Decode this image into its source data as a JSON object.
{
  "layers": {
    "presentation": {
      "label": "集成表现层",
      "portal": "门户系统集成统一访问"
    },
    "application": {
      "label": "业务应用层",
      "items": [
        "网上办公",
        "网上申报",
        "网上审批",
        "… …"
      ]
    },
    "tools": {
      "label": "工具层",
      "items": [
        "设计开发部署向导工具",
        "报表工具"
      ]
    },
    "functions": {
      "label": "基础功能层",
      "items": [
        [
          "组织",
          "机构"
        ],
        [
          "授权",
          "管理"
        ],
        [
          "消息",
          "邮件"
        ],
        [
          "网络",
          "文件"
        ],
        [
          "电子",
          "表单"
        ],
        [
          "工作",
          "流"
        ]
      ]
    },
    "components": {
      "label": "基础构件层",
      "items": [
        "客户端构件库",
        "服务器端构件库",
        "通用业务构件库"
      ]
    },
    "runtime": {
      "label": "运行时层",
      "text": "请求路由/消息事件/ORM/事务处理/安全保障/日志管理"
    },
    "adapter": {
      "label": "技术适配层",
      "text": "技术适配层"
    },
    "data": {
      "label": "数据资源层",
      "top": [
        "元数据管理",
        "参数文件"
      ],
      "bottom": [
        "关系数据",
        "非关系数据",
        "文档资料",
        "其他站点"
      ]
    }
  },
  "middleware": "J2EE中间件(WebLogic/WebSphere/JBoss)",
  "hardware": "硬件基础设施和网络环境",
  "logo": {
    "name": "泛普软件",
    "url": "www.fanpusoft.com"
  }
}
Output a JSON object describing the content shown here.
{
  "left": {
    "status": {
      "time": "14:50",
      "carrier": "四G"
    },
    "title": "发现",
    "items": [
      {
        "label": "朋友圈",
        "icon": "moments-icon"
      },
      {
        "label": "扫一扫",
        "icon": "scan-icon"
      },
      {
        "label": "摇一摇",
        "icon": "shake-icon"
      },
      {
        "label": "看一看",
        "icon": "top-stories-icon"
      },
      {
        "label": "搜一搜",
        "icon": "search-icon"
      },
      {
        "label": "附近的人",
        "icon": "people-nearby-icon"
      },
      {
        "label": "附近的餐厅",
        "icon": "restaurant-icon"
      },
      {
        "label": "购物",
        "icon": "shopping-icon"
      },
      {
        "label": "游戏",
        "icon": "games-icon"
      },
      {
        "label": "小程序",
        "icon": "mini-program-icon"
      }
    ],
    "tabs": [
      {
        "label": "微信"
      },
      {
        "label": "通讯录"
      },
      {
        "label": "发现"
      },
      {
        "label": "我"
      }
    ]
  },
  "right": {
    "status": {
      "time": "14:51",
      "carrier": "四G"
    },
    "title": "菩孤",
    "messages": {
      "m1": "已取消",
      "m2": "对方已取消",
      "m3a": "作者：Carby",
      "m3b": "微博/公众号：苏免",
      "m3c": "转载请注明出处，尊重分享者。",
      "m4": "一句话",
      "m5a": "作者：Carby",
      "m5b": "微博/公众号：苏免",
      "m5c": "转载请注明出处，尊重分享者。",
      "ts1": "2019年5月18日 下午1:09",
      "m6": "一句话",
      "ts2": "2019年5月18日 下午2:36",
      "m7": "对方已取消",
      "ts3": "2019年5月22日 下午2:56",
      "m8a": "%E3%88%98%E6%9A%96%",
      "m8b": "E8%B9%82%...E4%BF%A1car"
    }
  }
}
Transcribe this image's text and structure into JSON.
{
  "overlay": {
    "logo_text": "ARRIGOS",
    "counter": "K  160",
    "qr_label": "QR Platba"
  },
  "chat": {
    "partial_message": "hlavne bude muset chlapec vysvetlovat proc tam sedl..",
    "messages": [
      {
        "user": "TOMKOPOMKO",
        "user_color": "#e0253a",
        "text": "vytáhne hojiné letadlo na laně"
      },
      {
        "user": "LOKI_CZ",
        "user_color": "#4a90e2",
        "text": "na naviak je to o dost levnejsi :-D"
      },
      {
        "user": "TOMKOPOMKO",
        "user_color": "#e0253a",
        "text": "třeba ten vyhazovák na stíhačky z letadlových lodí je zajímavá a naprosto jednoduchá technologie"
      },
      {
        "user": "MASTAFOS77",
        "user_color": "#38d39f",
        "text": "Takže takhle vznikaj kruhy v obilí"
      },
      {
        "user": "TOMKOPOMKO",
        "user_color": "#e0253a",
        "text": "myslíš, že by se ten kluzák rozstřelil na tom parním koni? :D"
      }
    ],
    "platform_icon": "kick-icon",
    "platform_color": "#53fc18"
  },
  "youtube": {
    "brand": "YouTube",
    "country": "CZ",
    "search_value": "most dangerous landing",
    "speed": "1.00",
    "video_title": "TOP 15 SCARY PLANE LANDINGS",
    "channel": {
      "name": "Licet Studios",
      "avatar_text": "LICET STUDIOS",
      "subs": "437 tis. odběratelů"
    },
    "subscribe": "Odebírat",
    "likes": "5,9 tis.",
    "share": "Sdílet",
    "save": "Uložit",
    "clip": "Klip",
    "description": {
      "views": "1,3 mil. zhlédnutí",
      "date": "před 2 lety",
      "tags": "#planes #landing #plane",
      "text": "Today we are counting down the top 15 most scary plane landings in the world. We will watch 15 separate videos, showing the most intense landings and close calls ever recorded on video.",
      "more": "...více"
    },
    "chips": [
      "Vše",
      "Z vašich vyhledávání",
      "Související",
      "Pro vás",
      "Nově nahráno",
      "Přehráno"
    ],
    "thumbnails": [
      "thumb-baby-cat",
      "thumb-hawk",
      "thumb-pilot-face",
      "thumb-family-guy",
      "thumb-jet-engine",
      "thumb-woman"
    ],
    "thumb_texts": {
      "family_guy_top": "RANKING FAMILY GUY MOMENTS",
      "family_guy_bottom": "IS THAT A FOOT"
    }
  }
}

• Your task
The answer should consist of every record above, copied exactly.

• Response
Decode this image into its source data as a JSON object.
{
  "layers": {
    "presentation": {
      "label": "集成表现层",
      "portal": "门户系统集成统一访问"
    },
    "application": {
      "label": "业务应用层",
      "items": [
        "网上办公",
        "网上申报",
        "网上审批",
        "… …"
      ]
    },
    "tools": {
      "label": "工具层",
      "items": [
        "设计开发部署向导工具",
        "报表工具"
      ]
    },
    "functions": {
      "label": "基础功能层",
      "items": [
        [
          "组织",
          "机构"
        ],
        [
          "授权",
          "管理"
        ],
        [
          "消息",
          "邮件"
        ],
        [
          "网络",
          "文件"
        ],
        [
          "电子",
          "表单"
        ],
        [
          "工作",
          "流"
        ]
      ]
    },
    "components": {
      "label": "基础构件层",
      "items": [
        "客户端构件库",
        "服务器端构件库",
        "通用业务构件库"
      ]
    },
    "runtime": {
      "label": "运行时层",
      "text": "请求路由/消息事件/ORM/事务处理/安全保障/日志管理"
    },
    "adapter": {
      "label": "技术适配层",
      "text": "技术适配层"
    },
    "data": {
      "label": "数据资源层",
      "top": [
        "元数据管理",
        "参数文件"
      ],
      "bottom": [
        "关系数据",
        "非关系数据",
        "文档资料",
        "其他站点"
      ]
    }
  },
  "middleware": "J2EE中间件(WebLogic/WebSphere/JBoss)",
  "hardware": "硬件基础设施和网络环境",
  "logo": {
    "name": "泛普软件",
    "url": "www.fanpusoft.com"
  }
}
Output a JSON object describing the content shown here.
{
  "left": {
    "status": {
      "time": "14:50",
      "carrier": "四G"
    },
    "title": "发现",
    "items": [
      {
        "label": "朋友圈",
        "icon": "moments-icon"
      },
      {
        "label": "扫一扫",
        "icon": "scan-icon"
      },
      {
        "label": "摇一摇",
        "icon": "shake-icon"
      },
      {
        "label": "看一看",
        "icon": "top-stories-icon"
      },
      {
        "label": "搜一搜",
        "icon": "search-icon"
      },
      {
        "label": "附近的人",
        "icon": "people-nearby-icon"
      },
      {
        "label": "附近的餐厅",
        "icon": "restaurant-icon"
      },
      {
        "label": "购物",
        "icon": "shopping-icon"
      },
      {
        "label": "游戏",
        "icon": "games-icon"
      },
      {
        "label": "小程序",
        "icon": "mini-program-icon"
      }
    ],
    "tabs": [
      {
        "label": "微信"
      },
      {
        "label": "通讯录"
      },
      {
        "label": "发现"
      },
      {
        "label": "我"
      }
    ]
  },
  "right": {
    "status": {
      "time": "14:51",
      "carrier": "四G"
    },
    "title": "菩孤",
    "messages": {
      "m1": "已取消",
      "m2": "对方已取消",
      "m3a": "作者：Carby",
      "m3b": "微博/公众号：苏免",
      "m3c": "转载请注明出处，尊重分享者。",
      "m4": "一句话",
      "m5a": "作者：Carby",
      "m5b": "微博/公众号：苏免",
      "m5c": "转载请注明出处，尊重分享者。",
      "ts1": "2019年5月18日 下午1:09",
      "m6": "一句话",
      "ts2": "2019年5月18日 下午2:36",
      "m7": "对方已取消",
      "ts3": "2019年5月22日 下午2:56",
      "m8a": "%E3%88%98%E6%9A%96%",
      "m8b": "E8%B9%82%...E4%BF%A1car"
    }
  }
}
Transcribe this image's text and structure into JSON.
{
  "overlay": {
    "logo_text": "ARRIGOS",
    "counter": "K  160",
    "qr_label": "QR Platba"
  },
  "chat": {
    "partial_message": "hlavne bude muset chlapec vysvetlovat proc tam sedl..",
    "messages": [
      {
        "user": "TOMKOPOMKO",
        "user_color": "#e0253a",
        "text": "vytáhne hojiné letadlo na laně"
      },
      {
        "user": "LOKI_CZ",
        "user_color": "#4a90e2",
        "text": "na naviak je to o dost levnejsi :-D"
      },
      {
        "user": "TOMKOPOMKO",
        "user_color": "#e0253a",
        "text": "třeba ten vyhazovák na stíhačky z letadlových lodí je zajímavá a naprosto jednoduchá technologie"
      },
      {
        "user": "MASTAFOS77",
        "user_color": "#38d39f",
        "text": "Takže takhle vznikaj kruhy v obilí"
      },
      {
        "user": "TOMKOPOMKO",
        "user_color": "#e0253a",
        "text": "myslíš, že by se ten kluzák rozstřelil na tom parním koni? :D"
      }
    ],
    "platform_icon": "kick-icon",
    "platform_color": "#53fc18"
  },
  "youtube": {
    "brand": "YouTube",
    "country": "CZ",
    "search_value": "most dangerous landing",
    "speed": "1.00",
    "video_title": "TOP 15 SCARY PLANE LANDINGS",
    "channel": {
      "name": "Licet Studios",
      "avatar_text": "LICET STUDIOS",
      "subs": "437 tis. odběratelů"
    },
    "subscribe": "Odebírat",
    "likes": "5,9 tis.",
    "share": "Sdílet",
    "save": "Uložit",
    "clip": "Klip",
    "description": {
      "views": "1,3 mil. zhlédnutí",
      "date": "před 2 lety",
      "tags": "#planes #landing #plane",
      "text": "Today we are counting down the top 15 most scary plane landings in the world. We will watch 15 separate videos, showing the most intense landings and close calls ever recorded on video.",
      "more": "...více"
    },
    "chips": [
      "Vše",
      "Z vašich vyhledávání",
      "Související",
      "Pro vás",
      "Nově nahráno",
      "Přehráno"
    ],
    "thumbnails": [
      "thumb-baby-cat",
      "thumb-hawk",
      "thumb-pilot-face",
      "thumb-family-guy",
      "thumb-jet-engine",
      "thumb-woman"
    ],
    "thumb_texts": {
      "family_guy_top": "RANKING FAMILY GUY MOMENTS",
      "family_guy_bottom": "IS THAT A FOOT"
    }
  }
}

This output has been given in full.